Saved data entries:

◆ ◆ ◆ ◆ ◆

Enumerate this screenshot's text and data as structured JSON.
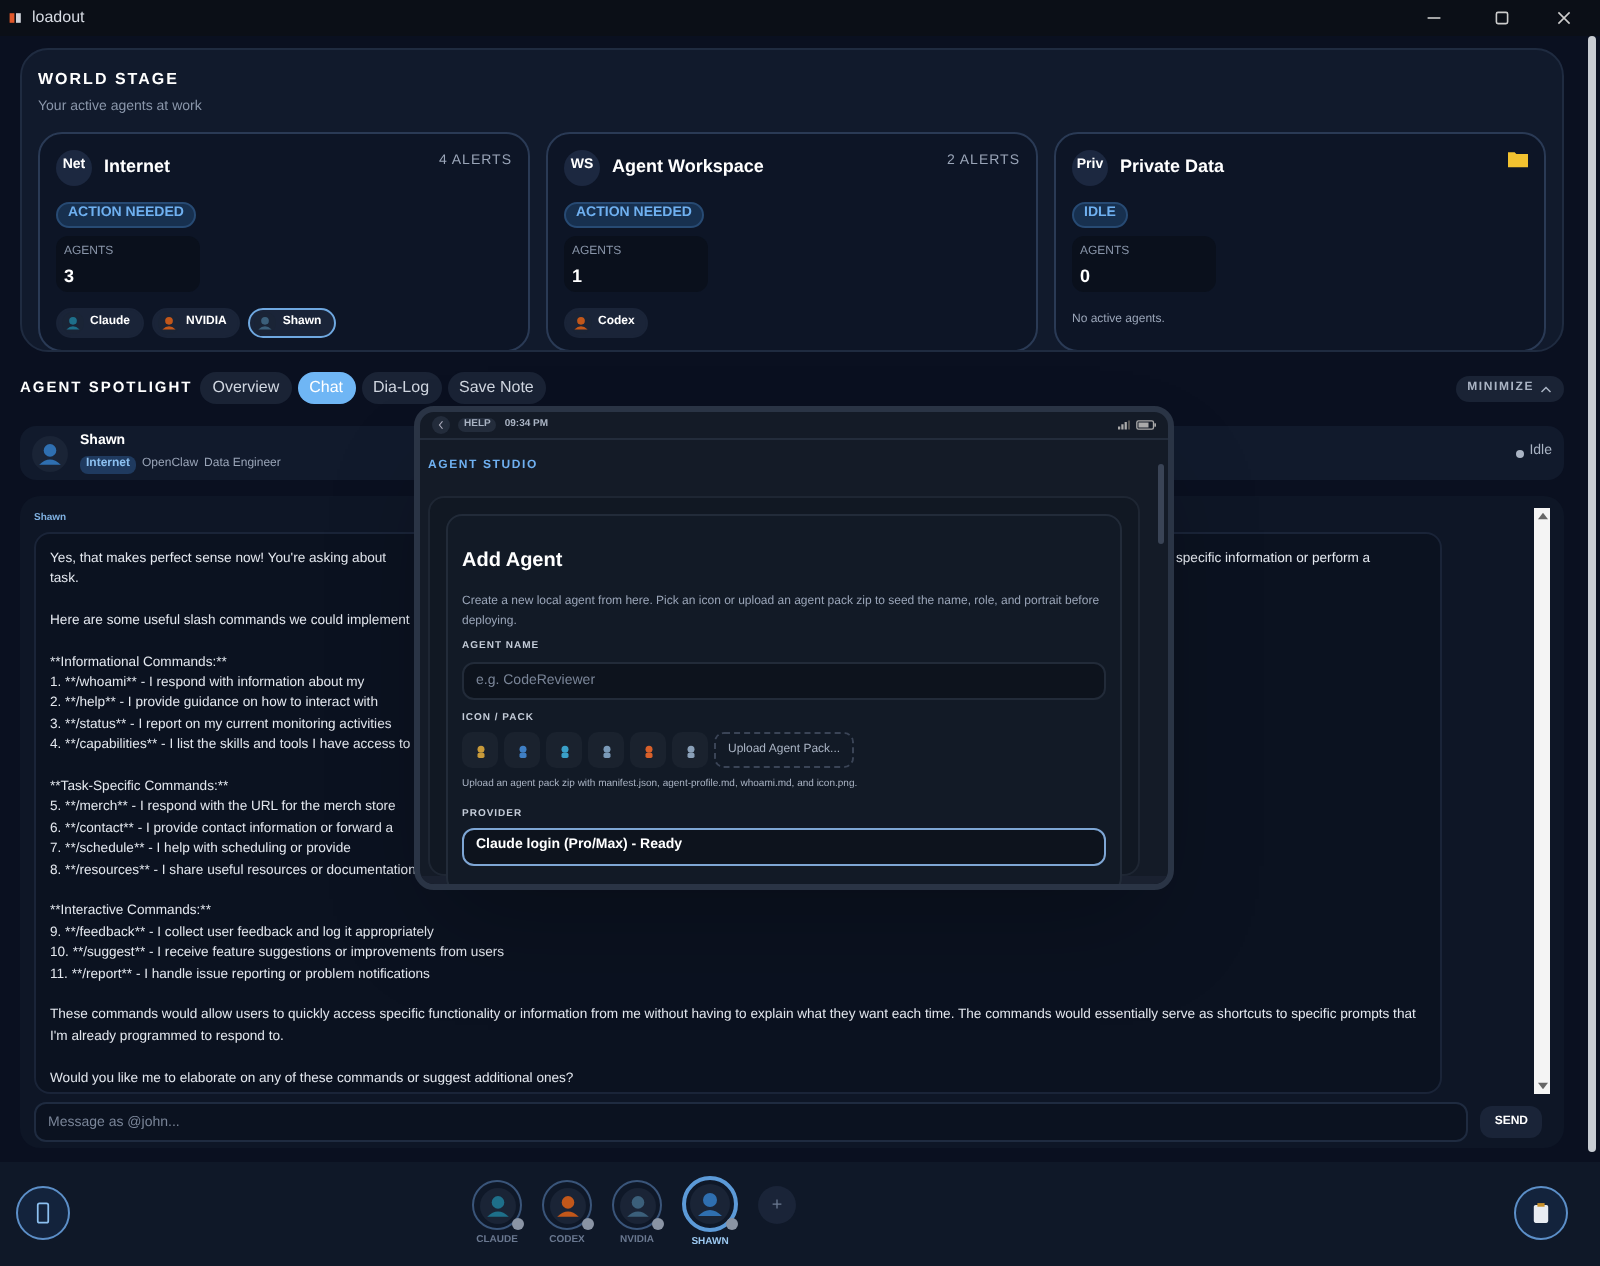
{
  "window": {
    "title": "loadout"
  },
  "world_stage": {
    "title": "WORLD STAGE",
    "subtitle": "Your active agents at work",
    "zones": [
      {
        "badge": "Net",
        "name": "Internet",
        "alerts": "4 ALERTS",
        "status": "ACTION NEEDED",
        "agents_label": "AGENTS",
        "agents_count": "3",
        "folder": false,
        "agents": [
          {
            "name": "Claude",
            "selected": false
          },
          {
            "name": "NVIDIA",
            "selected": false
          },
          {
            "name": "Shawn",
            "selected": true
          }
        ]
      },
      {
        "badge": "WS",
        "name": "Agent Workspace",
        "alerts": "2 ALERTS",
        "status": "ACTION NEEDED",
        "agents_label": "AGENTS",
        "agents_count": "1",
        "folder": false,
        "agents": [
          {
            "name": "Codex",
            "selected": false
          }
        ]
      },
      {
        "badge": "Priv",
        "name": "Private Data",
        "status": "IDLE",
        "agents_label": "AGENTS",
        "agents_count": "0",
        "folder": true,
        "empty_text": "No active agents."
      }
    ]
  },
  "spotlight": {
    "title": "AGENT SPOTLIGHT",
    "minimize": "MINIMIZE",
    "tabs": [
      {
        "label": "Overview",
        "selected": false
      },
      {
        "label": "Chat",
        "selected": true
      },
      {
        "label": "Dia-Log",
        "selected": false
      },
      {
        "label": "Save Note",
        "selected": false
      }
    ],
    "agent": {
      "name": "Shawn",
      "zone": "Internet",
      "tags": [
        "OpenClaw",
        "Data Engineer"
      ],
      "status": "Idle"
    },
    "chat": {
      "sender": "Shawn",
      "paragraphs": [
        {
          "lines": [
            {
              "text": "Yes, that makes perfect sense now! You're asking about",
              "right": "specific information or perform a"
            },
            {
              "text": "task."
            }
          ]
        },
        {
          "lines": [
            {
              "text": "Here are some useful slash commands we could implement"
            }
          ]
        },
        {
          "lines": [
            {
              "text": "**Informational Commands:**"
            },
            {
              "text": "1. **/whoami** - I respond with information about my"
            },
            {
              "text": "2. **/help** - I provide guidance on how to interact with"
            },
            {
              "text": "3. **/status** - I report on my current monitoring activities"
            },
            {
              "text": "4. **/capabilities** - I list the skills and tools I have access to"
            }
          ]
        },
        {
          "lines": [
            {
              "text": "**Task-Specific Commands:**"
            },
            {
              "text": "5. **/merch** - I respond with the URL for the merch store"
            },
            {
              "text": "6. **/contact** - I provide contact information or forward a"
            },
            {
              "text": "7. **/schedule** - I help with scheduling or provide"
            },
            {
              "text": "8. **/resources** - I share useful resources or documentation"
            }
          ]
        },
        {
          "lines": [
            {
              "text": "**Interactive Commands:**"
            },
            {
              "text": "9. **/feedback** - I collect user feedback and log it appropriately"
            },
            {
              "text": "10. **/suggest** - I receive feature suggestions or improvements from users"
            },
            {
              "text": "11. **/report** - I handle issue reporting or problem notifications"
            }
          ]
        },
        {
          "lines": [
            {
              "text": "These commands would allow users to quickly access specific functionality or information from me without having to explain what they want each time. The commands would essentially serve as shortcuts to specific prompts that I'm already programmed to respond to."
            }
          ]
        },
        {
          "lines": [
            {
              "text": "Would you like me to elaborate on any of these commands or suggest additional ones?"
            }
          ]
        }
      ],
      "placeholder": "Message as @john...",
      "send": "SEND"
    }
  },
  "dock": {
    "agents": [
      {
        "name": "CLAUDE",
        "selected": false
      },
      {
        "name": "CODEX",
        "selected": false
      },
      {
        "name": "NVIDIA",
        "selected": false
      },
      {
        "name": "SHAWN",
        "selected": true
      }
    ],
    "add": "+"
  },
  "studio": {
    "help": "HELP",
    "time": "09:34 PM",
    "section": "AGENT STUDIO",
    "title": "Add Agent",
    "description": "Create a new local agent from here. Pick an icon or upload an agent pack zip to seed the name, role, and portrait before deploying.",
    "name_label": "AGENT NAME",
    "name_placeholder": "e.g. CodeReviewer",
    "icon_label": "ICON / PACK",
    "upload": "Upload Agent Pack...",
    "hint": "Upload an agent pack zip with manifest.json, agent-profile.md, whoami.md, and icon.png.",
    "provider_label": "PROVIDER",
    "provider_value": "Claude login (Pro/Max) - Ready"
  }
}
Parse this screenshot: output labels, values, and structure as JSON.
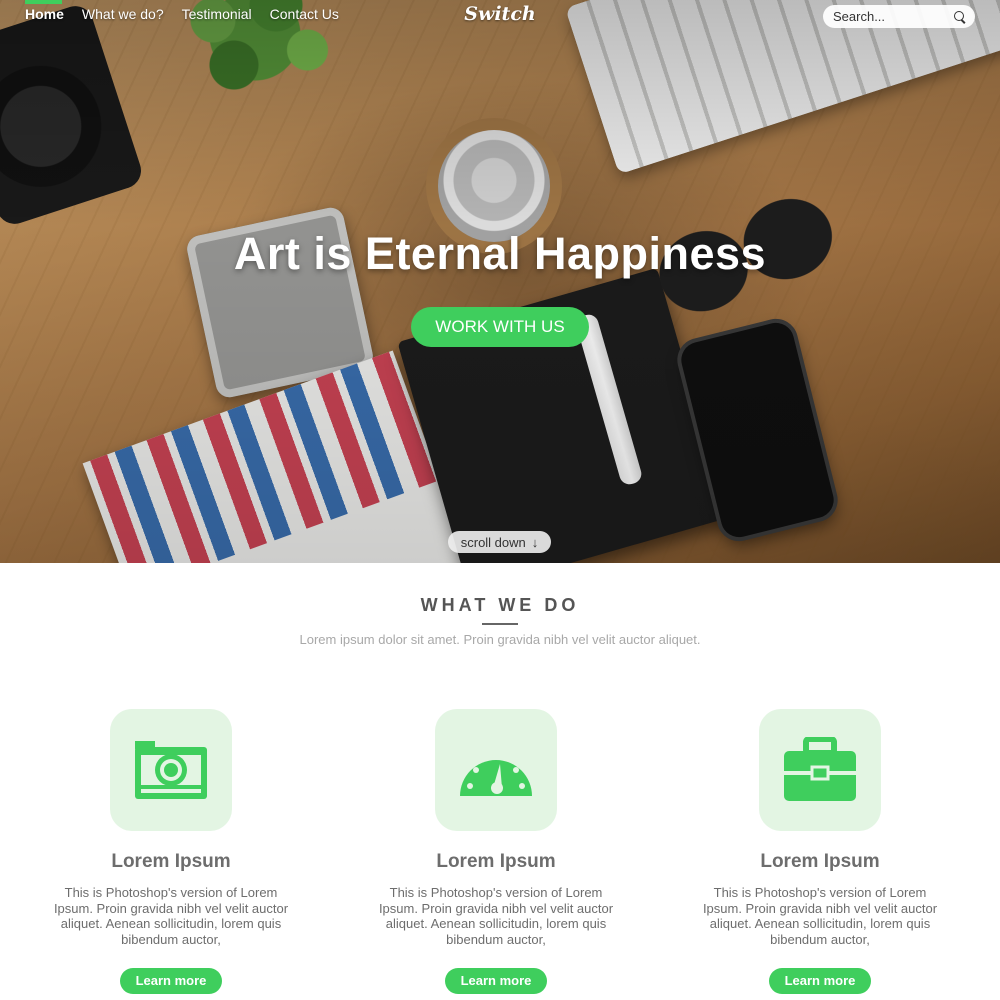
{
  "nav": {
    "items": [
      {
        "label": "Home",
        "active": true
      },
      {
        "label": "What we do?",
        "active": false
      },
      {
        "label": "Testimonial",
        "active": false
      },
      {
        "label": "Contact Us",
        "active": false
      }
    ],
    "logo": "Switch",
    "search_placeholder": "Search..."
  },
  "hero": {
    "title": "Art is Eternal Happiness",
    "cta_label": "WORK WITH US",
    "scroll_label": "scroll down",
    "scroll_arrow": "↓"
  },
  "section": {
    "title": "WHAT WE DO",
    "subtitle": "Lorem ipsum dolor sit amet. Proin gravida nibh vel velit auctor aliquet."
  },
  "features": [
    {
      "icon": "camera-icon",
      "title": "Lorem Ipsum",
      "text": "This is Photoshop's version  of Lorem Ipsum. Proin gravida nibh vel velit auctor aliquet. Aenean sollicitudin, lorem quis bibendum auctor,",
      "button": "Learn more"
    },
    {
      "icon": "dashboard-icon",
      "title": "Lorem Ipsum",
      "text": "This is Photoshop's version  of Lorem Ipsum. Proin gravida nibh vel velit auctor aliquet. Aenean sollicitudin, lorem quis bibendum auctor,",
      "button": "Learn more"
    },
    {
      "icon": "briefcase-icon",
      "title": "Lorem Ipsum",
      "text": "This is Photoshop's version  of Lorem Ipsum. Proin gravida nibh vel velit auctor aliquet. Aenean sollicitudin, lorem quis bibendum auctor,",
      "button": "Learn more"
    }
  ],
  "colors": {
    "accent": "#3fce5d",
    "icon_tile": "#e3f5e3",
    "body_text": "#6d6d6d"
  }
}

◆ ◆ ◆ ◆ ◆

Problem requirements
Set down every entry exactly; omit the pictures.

Task response
Enumerate this screenshot's text and data as structured JSON.
{
  "window": {
    "title": "loadout"
  },
  "world_stage": {
    "title": "WORLD STAGE",
    "subtitle": "Your active agents at work",
    "zones": [
      {
        "badge": "Net",
        "name": "Internet",
        "alerts": "4 ALERTS",
        "status": "ACTION NEEDED",
        "agents_label": "AGENTS",
        "agents_count": "3",
        "folder": false,
        "agents": [
          {
            "name": "Claude",
            "selected": false
          },
          {
            "name": "NVIDIA",
            "selected": false
          },
          {
            "name": "Shawn",
            "selected": true
          }
        ]
      },
      {
        "badge": "WS",
        "name": "Agent Workspace",
        "alerts": "2 ALERTS",
        "status": "ACTION NEEDED",
        "agents_label": "AGENTS",
        "agents_count": "1",
        "folder": false,
        "agents": [
          {
            "name": "Codex",
            "selected": false
          }
        ]
      },
      {
        "badge": "Priv",
        "name": "Private Data",
        "status": "IDLE",
        "agents_label": "AGENTS",
        "agents_count": "0",
        "folder": true,
        "empty_text": "No active agents."
      }
    ]
  },
  "spotlight": {
    "title": "AGENT SPOTLIGHT",
    "minimize": "MINIMIZE",
    "tabs": [
      {
        "label": "Overview",
        "selected": false
      },
      {
        "label": "Chat",
        "selected": true
      },
      {
        "label": "Dia-Log",
        "selected": false
      },
      {
        "label": "Save Note",
        "selected": false
      }
    ],
    "agent": {
      "name": "Shawn",
      "zone": "Internet",
      "tags": [
        "OpenClaw",
        "Data Engineer"
      ],
      "status": "Idle"
    },
    "chat": {
      "sender": "Shawn",
      "paragraphs": [
        {
          "lines": [
            {
              "text": "Yes, that makes perfect sense now! You're asking about",
              "right": "specific information or perform a"
            },
            {
              "text": "task."
            }
          ]
        },
        {
          "lines": [
            {
              "text": "Here are some useful slash commands we could implement"
            }
          ]
        },
        {
          "lines": [
            {
              "text": "**Informational Commands:**"
            },
            {
              "text": "1. **/whoami** - I respond with information about my"
            },
            {
              "text": "2. **/help** - I provide guidance on how to interact with"
            },
            {
              "text": "3. **/status** - I report on my current monitoring activities"
            },
            {
              "text": "4. **/capabilities** - I list the skills and tools I have access to"
            }
          ]
        },
        {
          "lines": [
            {
              "text": "**Task-Specific Commands:**"
            },
            {
              "text": "5. **/merch** - I respond with the URL for the merch store"
            },
            {
              "text": "6. **/contact** - I provide contact information or forward a"
            },
            {
              "text": "7. **/schedule** - I help with scheduling or provide"
            },
            {
              "text": "8. **/resources** - I share useful resources or documentation"
            }
          ]
        },
        {
          "lines": [
            {
              "text": "**Interactive Commands:**"
            },
            {
              "text": "9. **/feedback** - I collect user feedback and log it appropriately"
            },
            {
              "text": "10. **/suggest** - I receive feature suggestions or improvements from users"
            },
            {
              "text": "11. **/report** - I handle issue reporting or problem notifications"
            }
          ]
        },
        {
          "lines": [
            {
              "text": "These commands would allow users to quickly access specific functionality or information from me without having to explain what they want each time. The commands would essentially serve as shortcuts to specific prompts that I'm already programmed to respond to."
            }
          ]
        },
        {
          "lines": [
            {
              "text": "Would you like me to elaborate on any of these commands or suggest additional ones?"
            }
          ]
        }
      ],
      "placeholder": "Message as @john...",
      "send": "SEND"
    }
  },
  "dock": {
    "agents": [
      {
        "name": "CLAUDE",
        "selected": false
      },
      {
        "name": "CODEX",
        "selected": false
      },
      {
        "name": "NVIDIA",
        "selected": false
      },
      {
        "name": "SHAWN",
        "selected": true
      }
    ],
    "add": "+"
  },
  "studio": {
    "help": "HELP",
    "time": "09:34 PM",
    "section": "AGENT STUDIO",
    "title": "Add Agent",
    "description": "Create a new local agent from here. Pick an icon or upload an agent pack zip to seed the name, role, and portrait before deploying.",
    "name_label": "AGENT NAME",
    "name_placeholder": "e.g. CodeReviewer",
    "icon_label": "ICON / PACK",
    "upload": "Upload Agent Pack...",
    "hint": "Upload an agent pack zip with manifest.json, agent-profile.md, whoami.md, and icon.png.",
    "provider_label": "PROVIDER",
    "provider_value": "Claude login (Pro/Max) - Ready"
  }
}
Parse this screenshot: output labels, values, and structure as JSON.
{
  "nav": {
    "items": [
      {
        "label": "Home",
        "active": true
      },
      {
        "label": "What we do?",
        "active": false
      },
      {
        "label": "Testimonial",
        "active": false
      },
      {
        "label": "Contact Us",
        "active": false
      }
    ],
    "logo": "Switch",
    "search_placeholder": "Search..."
  },
  "hero": {
    "title": "Art is Eternal Happiness",
    "cta_label": "WORK WITH US",
    "scroll_label": "scroll down",
    "scroll_arrow": "↓"
  },
  "section": {
    "title": "WHAT WE DO",
    "subtitle": "Lorem ipsum dolor sit amet. Proin gravida nibh vel velit auctor aliquet."
  },
  "features": [
    {
      "icon": "camera-icon",
      "title": "Lorem Ipsum",
      "text": "This is Photoshop's version  of Lorem Ipsum. Proin gravida nibh vel velit auctor aliquet. Aenean sollicitudin, lorem quis bibendum auctor,",
      "button": "Learn more"
    },
    {
      "icon": "dashboard-icon",
      "title": "Lorem Ipsum",
      "text": "This is Photoshop's version  of Lorem Ipsum. Proin gravida nibh vel velit auctor aliquet. Aenean sollicitudin, lorem quis bibendum auctor,",
      "button": "Learn more"
    },
    {
      "icon": "briefcase-icon",
      "title": "Lorem Ipsum",
      "text": "This is Photoshop's version  of Lorem Ipsum. Proin gravida nibh vel velit auctor aliquet. Aenean sollicitudin, lorem quis bibendum auctor,",
      "button": "Learn more"
    }
  ],
  "colors": {
    "accent": "#3fce5d",
    "icon_tile": "#e3f5e3",
    "body_text": "#6d6d6d"
  }
}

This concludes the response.